In his statement, Genn said he “welcomes a fair and impartial inquiry by the State Ethics Commission to investigate her false allegation.”
Kagan said three women — a former lobbyist and two current legislators — have reached out to her since her allegations against Genn become public.
“Since the press has covered my statement and the fact that I filed a report, I have gotten multiple calls [from women] sharing their experience.” She said she does not know if the others plan to participate in any future investigation.
Genn, a lawyer who represented Montgomery County in the House from 1987 to 1999 and was a member of the House Judiciary Committee, said he supports the burgeoning national effort to prevent and call out sexual harassment.
“I strongly support advancing the cause of the #MeToo movement in Maryland,” Genn said. “Women should be empowered to speak out against all forms of sexual harassment, inappropriate touching or other offensive behavior. We need a climate where no woman has to sit alone in silence, fear reprisal or worry about jeopardizing her career if she speaks out.”
The lobbyist said his “one regret” is that he told a Baltimore Sun reporter last week that Kagan’s allegations were “delusional.” In hindsight, Genn said, he should not have used that term. “I wish I could retract it, and I apologize for it.”
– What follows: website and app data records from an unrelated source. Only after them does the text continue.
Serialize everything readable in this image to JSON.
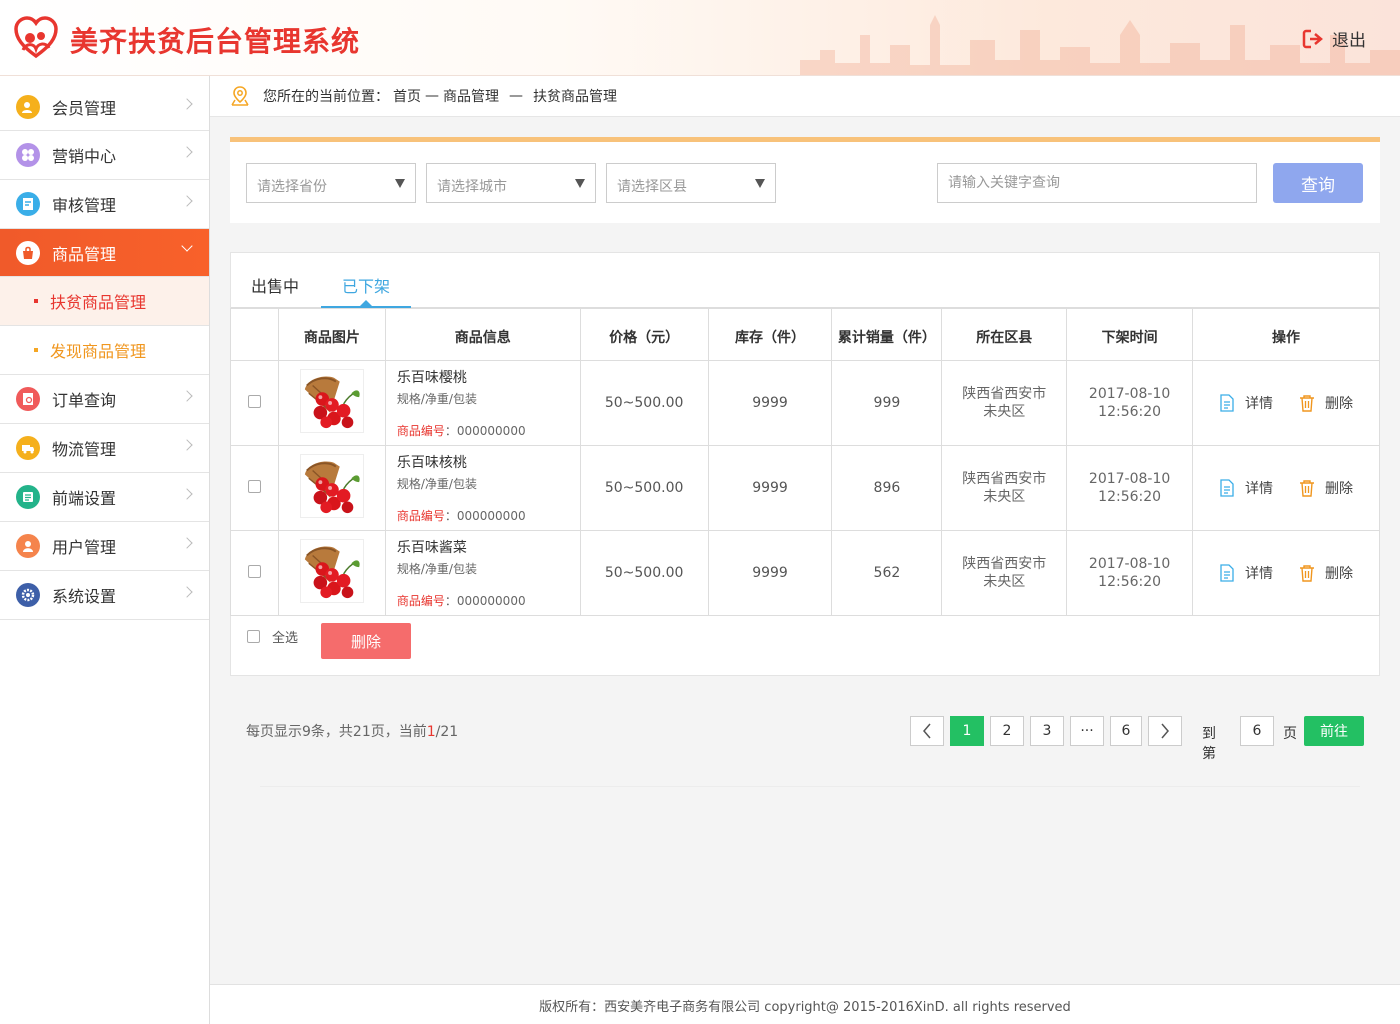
{
  "header": {
    "title": "美齐扶贫后台管理系统",
    "logout": "退出"
  },
  "sidebar": {
    "items": [
      {
        "label": "会员管理",
        "icon": "member-icon",
        "color": "#f5b01c"
      },
      {
        "label": "营销中心",
        "icon": "marketing-icon",
        "color": "#b392e8"
      },
      {
        "label": "审核管理",
        "icon": "audit-icon",
        "color": "#3aaee8"
      },
      {
        "label": "商品管理",
        "icon": "goods-icon",
        "color": "#ffffff"
      }
    ],
    "sub_items": [
      {
        "label": "扶贫商品管理"
      },
      {
        "label": "发现商品管理"
      }
    ],
    "items_after": [
      {
        "label": "订单查询",
        "icon": "order-icon",
        "color": "#f05a5a"
      },
      {
        "label": "物流管理",
        "icon": "logistics-icon",
        "color": "#f5b01c"
      },
      {
        "label": "前端设置",
        "icon": "frontend-icon",
        "color": "#23b38a"
      },
      {
        "label": "用户管理",
        "icon": "user-icon",
        "color": "#f5844c"
      },
      {
        "label": "系统设置",
        "icon": "settings-icon",
        "color": "#3d5fa8"
      }
    ]
  },
  "breadcrumb": {
    "prefix": "您所在的当前位置：",
    "home": "首页",
    "sep1": "—",
    "section": "商品管理",
    "sep2": "—",
    "page": "扶贫商品管理"
  },
  "filters": {
    "province": "请选择省份",
    "city": "请选择城市",
    "district": "请选择区县",
    "keyword_placeholder": "请输入关键字查询",
    "query_label": "查询"
  },
  "tabs": [
    {
      "label": "出售中"
    },
    {
      "label": "已下架",
      "active": true
    }
  ],
  "table": {
    "headers": [
      "商品图片",
      "商品信息",
      "价格（元）",
      "库存（件）",
      "累计销量（件）",
      "所在区县",
      "下架时间",
      "操作"
    ],
    "rows": [
      {
        "name": "乐百味樱桃",
        "spec": "规格/净重/包装",
        "code_label": "商品编号",
        "code": "：000000000",
        "price": "50~500.00",
        "stock": "9999",
        "sales": "999",
        "region_1": "陕西省西安市",
        "region_2": "未央区",
        "date": "2017-08-10",
        "time": "12:56:20",
        "detail": "详情",
        "delete": "删除"
      },
      {
        "name": "乐百味核桃",
        "spec": "规格/净重/包装",
        "code_label": "商品编号",
        "code": "：000000000",
        "price": "50~500.00",
        "stock": "9999",
        "sales": "896",
        "region_1": "陕西省西安市",
        "region_2": "未央区",
        "date": "2017-08-10",
        "time": "12:56:20",
        "detail": "详情",
        "delete": "删除"
      },
      {
        "name": "乐百味酱菜",
        "spec": "规格/净重/包装",
        "code_label": "商品编号",
        "code": "：000000000",
        "price": "50~500.00",
        "stock": "9999",
        "sales": "562",
        "region_1": "陕西省西安市",
        "region_2": "未央区",
        "date": "2017-08-10",
        "time": "12:56:20",
        "detail": "详情",
        "delete": "删除"
      }
    ]
  },
  "bulk": {
    "select_all": "全选",
    "delete": "删除"
  },
  "pagination": {
    "info_prefix": "每页显示9条，共21页，当前",
    "current": "1",
    "info_suffix": "/21",
    "pages": [
      "1",
      "2",
      "3",
      "···",
      "6"
    ],
    "goto_label": "到第",
    "goto_value": "6",
    "page_unit": "页",
    "go_label": "前往"
  },
  "footer": {
    "text": "版权所有：西安美齐电子商务有限公司 copyright@ 2015-2016XinD. all rights reserved"
  },
  "colors": {
    "brand": "#e8362f",
    "accent": "#f05a2a",
    "tab_active": "#3fa7e0",
    "pager_active": "#23c063",
    "query": "#8fa7ee",
    "delete": "#f56c6c"
  }
}
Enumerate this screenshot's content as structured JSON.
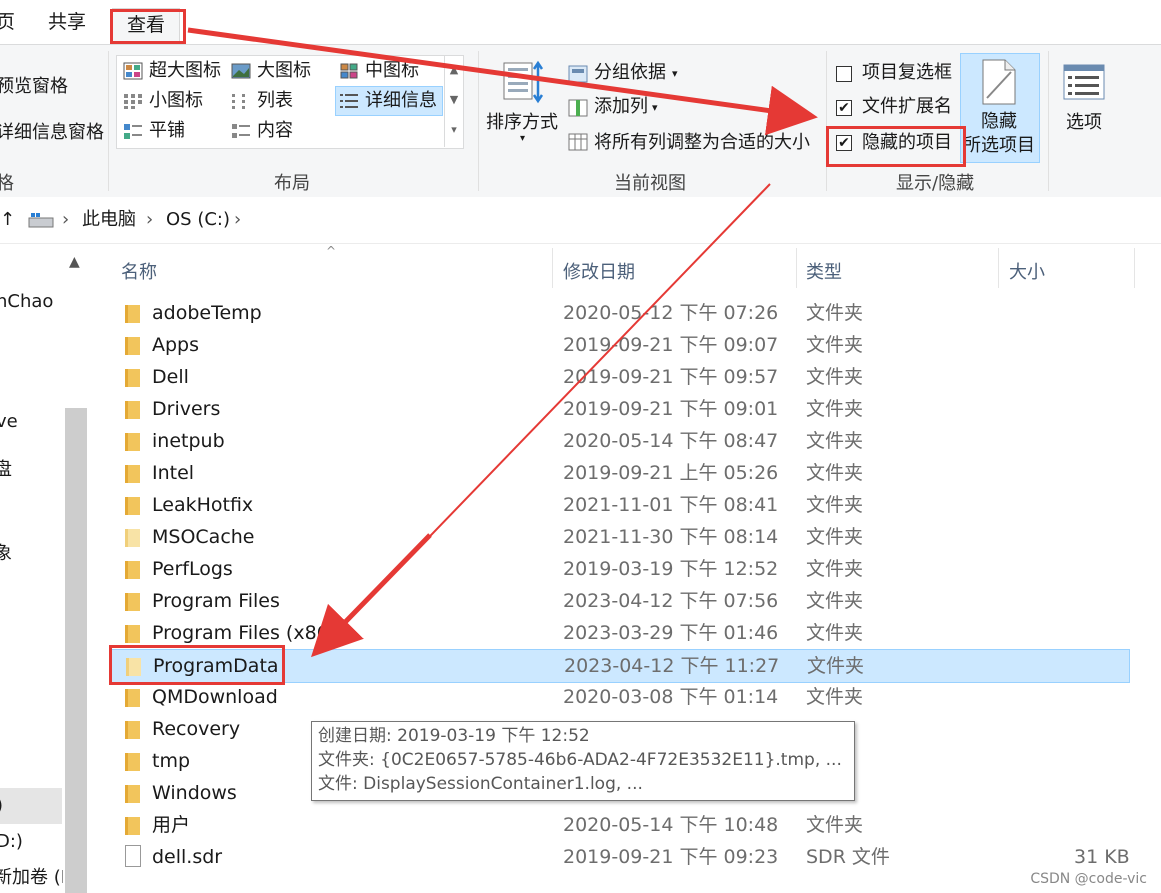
{
  "tabs": {
    "partial": "页",
    "share": "共享",
    "view": "查看"
  },
  "ribbon": {
    "pane_group": {
      "preview_pane": "预览窗格",
      "details_pane": "详细信息窗格",
      "group_label": "格"
    },
    "layout": {
      "items": [
        "超大图标",
        "大图标",
        "中图标",
        "小图标",
        "列表",
        "详细信息",
        "平铺",
        "内容"
      ],
      "group_label": "布局"
    },
    "current_view": {
      "sort_by": "排序方式",
      "group_by": "分组依据",
      "add_columns": "添加列",
      "size_all_columns": "将所有列调整为合适的大小",
      "group_label": "当前视图"
    },
    "show_hide": {
      "item_checkboxes": {
        "label": "项目复选框",
        "checked": false
      },
      "file_name_extensions": {
        "label": "文件扩展名",
        "checked": true
      },
      "hidden_items": {
        "label": "隐藏的项目",
        "checked": true
      },
      "hide_selected_line1": "隐藏",
      "hide_selected_line2": "所选项目",
      "group_label": "显示/隐藏"
    },
    "options": "选项"
  },
  "address": {
    "up_arrow": "↑",
    "crumb1": "此电脑",
    "crumb2": "OS (C:)"
  },
  "nav": {
    "items": [
      "nChao",
      "ve",
      "盘",
      "象",
      ")",
      "D:)",
      "新加卷 (E"
    ]
  },
  "columns": {
    "name": "名称",
    "modified": "修改日期",
    "type": "类型",
    "size": "大小"
  },
  "files": [
    {
      "name": "adobeTemp",
      "date": "2020-05-12 下午 07:26",
      "type": "文件夹",
      "size": "",
      "kind": "folder"
    },
    {
      "name": "Apps",
      "date": "2019-09-21 下午 09:07",
      "type": "文件夹",
      "size": "",
      "kind": "folder"
    },
    {
      "name": "Dell",
      "date": "2019-09-21 下午 09:57",
      "type": "文件夹",
      "size": "",
      "kind": "folder"
    },
    {
      "name": "Drivers",
      "date": "2019-09-21 下午 09:01",
      "type": "文件夹",
      "size": "",
      "kind": "folder"
    },
    {
      "name": "inetpub",
      "date": "2020-05-14 下午 08:47",
      "type": "文件夹",
      "size": "",
      "kind": "folder"
    },
    {
      "name": "Intel",
      "date": "2019-09-21 上午 05:26",
      "type": "文件夹",
      "size": "",
      "kind": "folder"
    },
    {
      "name": "LeakHotfix",
      "date": "2021-11-01 下午 08:41",
      "type": "文件夹",
      "size": "",
      "kind": "folder"
    },
    {
      "name": "MSOCache",
      "date": "2021-11-30 下午 08:14",
      "type": "文件夹",
      "size": "",
      "kind": "hidden"
    },
    {
      "name": "PerfLogs",
      "date": "2019-03-19 下午 12:52",
      "type": "文件夹",
      "size": "",
      "kind": "folder"
    },
    {
      "name": "Program Files",
      "date": "2023-04-12 下午 07:56",
      "type": "文件夹",
      "size": "",
      "kind": "folder"
    },
    {
      "name": "Program Files (x86)",
      "date": "2023-03-29 下午 01:46",
      "type": "文件夹",
      "size": "",
      "kind": "folder"
    },
    {
      "name": "ProgramData",
      "date": "2023-04-12 下午 11:27",
      "type": "文件夹",
      "size": "",
      "kind": "hidden",
      "selected": true
    },
    {
      "name": "QMDownload",
      "date": "2020-03-08 下午 01:14",
      "type": "文件夹",
      "size": "",
      "kind": "folder"
    },
    {
      "name": "Recovery",
      "date": "",
      "type": "",
      "size": "",
      "kind": "folder"
    },
    {
      "name": "tmp",
      "date": "",
      "type": "",
      "size": "",
      "kind": "folder"
    },
    {
      "name": "Windows",
      "date": "",
      "type": "",
      "size": "",
      "kind": "folder"
    },
    {
      "name": "用户",
      "date": "2020-05-14 下午 10:48",
      "type": "文件夹",
      "size": "",
      "kind": "folder"
    },
    {
      "name": "dell.sdr",
      "date": "2019-09-21 下午 09:23",
      "type": "SDR 文件",
      "size": "31 KB",
      "kind": "file"
    }
  ],
  "tooltip": {
    "line1": "创建日期: 2019-03-19 下午 12:52",
    "line2": "文件夹: {0C2E0657-5785-46b6-ADA2-4F72E3532E11}.tmp, ...",
    "line3": "文件: DisplaySessionContainer1.log, ..."
  },
  "watermark": "CSDN @code-vic",
  "colors": {
    "annotation_red": "#e53935",
    "selection_bg": "#cce8ff",
    "folder_yellow": "#f2c55c"
  }
}
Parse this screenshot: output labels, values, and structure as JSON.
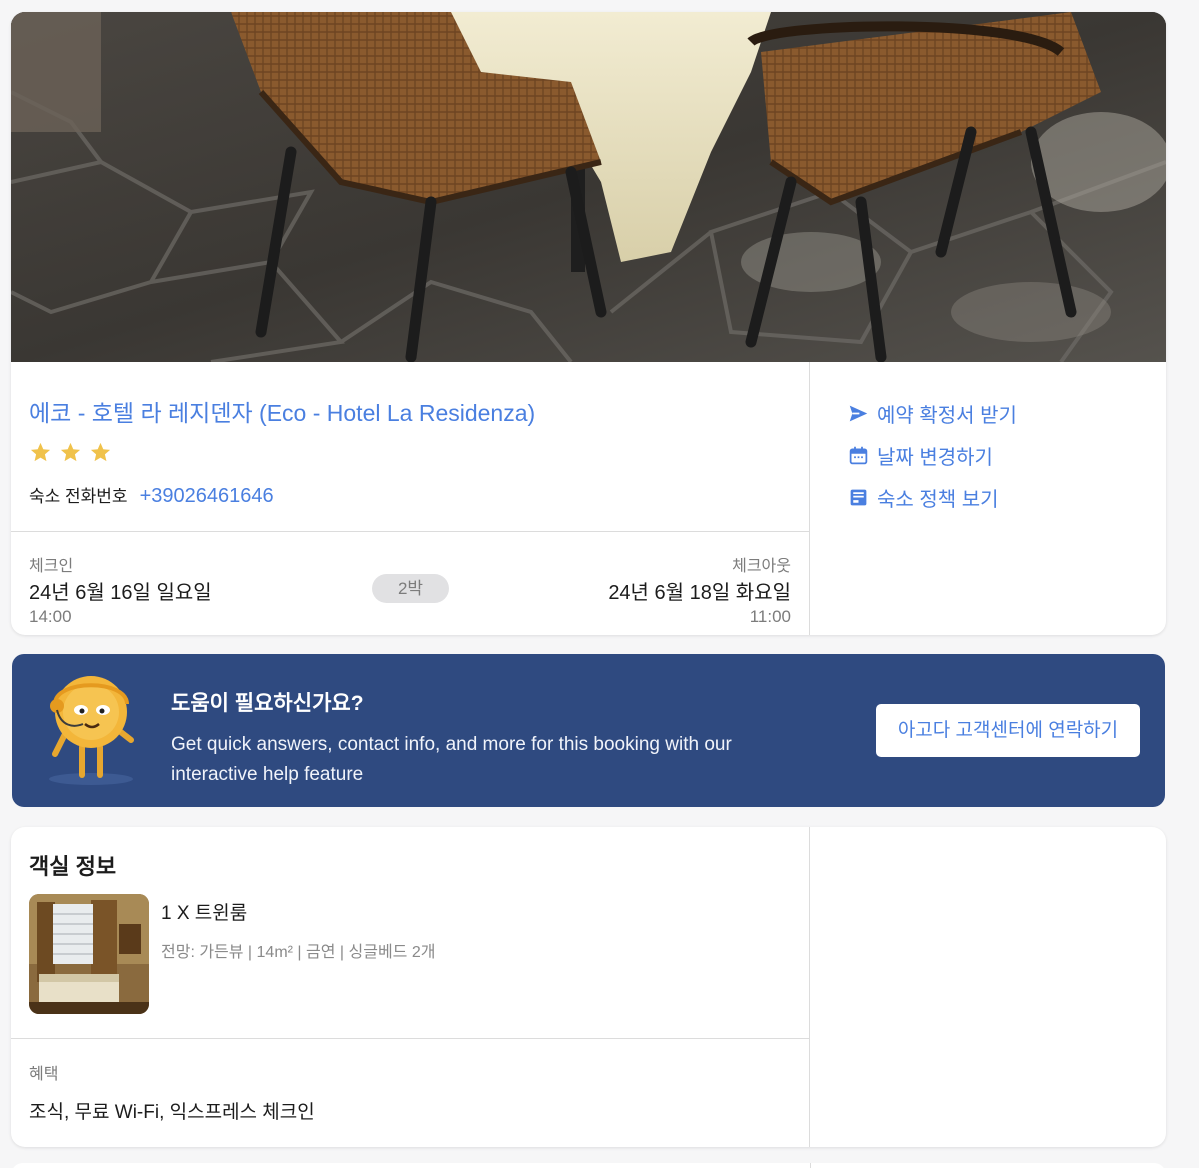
{
  "hotel": {
    "name": "에코 - 호텔 라 레지덴자 (Eco - Hotel La Residenza)",
    "star_rating": 3,
    "phone_label": "숙소 전화번호",
    "phone_number": "+39026461646",
    "hero_image": "restaurant-patio-chairs-photo"
  },
  "stay": {
    "checkin_label": "체크인",
    "checkin_date": "24년 6월 16일 일요일",
    "checkin_time": "14:00",
    "nights": "2박",
    "checkout_label": "체크아웃",
    "checkout_date": "24년 6월 18일 화요일",
    "checkout_time": "11:00"
  },
  "actions": [
    {
      "label": "예약 확정서 받기",
      "icon": "send-icon"
    },
    {
      "label": "날짜 변경하기",
      "icon": "calendar-icon"
    },
    {
      "label": "숙소 정책 보기",
      "icon": "pdf-icon"
    }
  ],
  "help": {
    "title": "도움이 필요하신가요?",
    "description": "Get quick answers, contact info, and more for this booking with our interactive help feature",
    "button_label": "아고다 고객센터에 연락하기",
    "mascot": "agoda-mascot-icon"
  },
  "room": {
    "section_title": "객실 정보",
    "type": "1 X 트윈룸",
    "details": "전망: 가든뷰 | 14m² | 금연 | 싱글베드 2개",
    "thumbnail": "twin-room-photo",
    "benefits_label": "혜택",
    "benefits": "조식, 무료 Wi-Fi, 익스프레스 체크인"
  },
  "colors": {
    "accent": "#4a7fe0",
    "banner": "#2f4a80",
    "star": "#f0c24b",
    "muted": "#7c7c7c"
  }
}
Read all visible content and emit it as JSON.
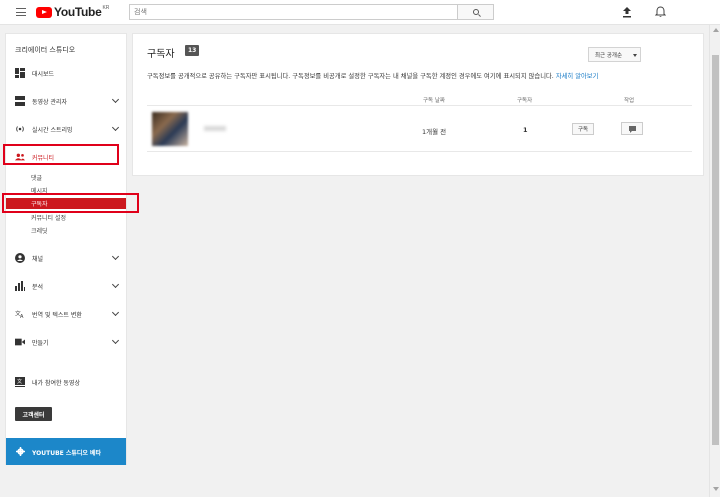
{
  "topbar": {
    "logo_text": "YouTube",
    "region": "KR",
    "search_placeholder": "검색"
  },
  "sidebar": {
    "title": "크리에이터 스튜디오",
    "items": [
      {
        "label": "대시보드",
        "icon": "dashboard-icon"
      },
      {
        "label": "동영상 관리자",
        "icon": "video-manager-icon"
      },
      {
        "label": "실시간 스트리밍",
        "icon": "live-streaming-icon"
      },
      {
        "label": "커뮤니티",
        "icon": "community-icon"
      }
    ],
    "community_sub": [
      "댓글",
      "메시지",
      "구독자",
      "커뮤니티 설정",
      "크레딧"
    ],
    "items2": [
      {
        "label": "채널",
        "icon": "channel-icon"
      },
      {
        "label": "분석",
        "icon": "analytics-icon"
      },
      {
        "label": "번역 및 텍스트 변환",
        "icon": "translate-icon"
      },
      {
        "label": "만들기",
        "icon": "create-icon"
      },
      {
        "label": "내가 참여한 동영상",
        "icon": "contributions-icon"
      }
    ],
    "support_label": "고객센터",
    "beta_label": "YOUTUBE 스튜디오 베타"
  },
  "main": {
    "title": "구독자",
    "count": "13",
    "sort_label": "최근 공개순",
    "notice_text": "구독정보를 공개적으로 공유하는 구독자만 표시됩니다. 구독정보를 비공개로 설정한 구독자는 내 채널을 구독한 계정인 경우에도 여기에 표시되지 않습니다.",
    "notice_link": "자세히 알아보기",
    "columns": [
      "구독 날짜",
      "구독자",
      "작업"
    ],
    "rows": [
      {
        "date": "1개월 전",
        "subscribers": "1",
        "subscribe_label": "구독"
      }
    ]
  },
  "colors": {
    "youtube_red": "#ff0000",
    "active_red": "#cc181e",
    "beta_blue": "#1c87c9",
    "link_blue": "#167ac6"
  }
}
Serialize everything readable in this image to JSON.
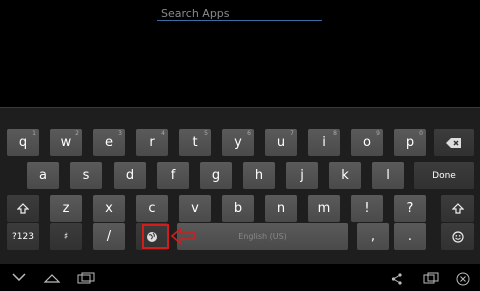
{
  "search": {
    "placeholder": "Search Apps"
  },
  "keyboard": {
    "row1": [
      {
        "label": "q",
        "hint": "1"
      },
      {
        "label": "w",
        "hint": "2"
      },
      {
        "label": "e",
        "hint": "3"
      },
      {
        "label": "r",
        "hint": "4"
      },
      {
        "label": "t",
        "hint": "5"
      },
      {
        "label": "y",
        "hint": "6"
      },
      {
        "label": "u",
        "hint": "7"
      },
      {
        "label": "i",
        "hint": "8"
      },
      {
        "label": "o",
        "hint": "9"
      },
      {
        "label": "p",
        "hint": "0"
      }
    ],
    "row2": [
      "a",
      "s",
      "d",
      "f",
      "g",
      "h",
      "j",
      "k",
      "l"
    ],
    "row3": [
      "z",
      "x",
      "c",
      "v",
      "b",
      "n",
      "m",
      "!",
      "?"
    ],
    "delete_icon": "backspace-icon",
    "done_label": "Done",
    "shift_icon": "shift-icon",
    "symbols_label": "?123",
    "settings_hint": "♯",
    "slash_label": "/",
    "language_icon": "globe-icon",
    "space_label": "English (US)",
    "comma_label": ",",
    "period_label": ".",
    "emoji_icon": "smiley-icon"
  },
  "highlight_color": "#d31d1d",
  "nav": {
    "icons": [
      "hide-keyboard-icon",
      "home-icon",
      "recent-apps-icon",
      "share-icon",
      "window-icon",
      "close-icon"
    ]
  }
}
Genn is a partner in the Annapolis firm BellamyGenn. Managing partner Lorenzo Bellamy released a statement over the weekend saying, “I am concerned about the allegations raised by Senator Kagan. I have the utmost personal and professional respect for all of my clients and legislators. I do not condone and have zero tolerance for any inappropriate behavior.”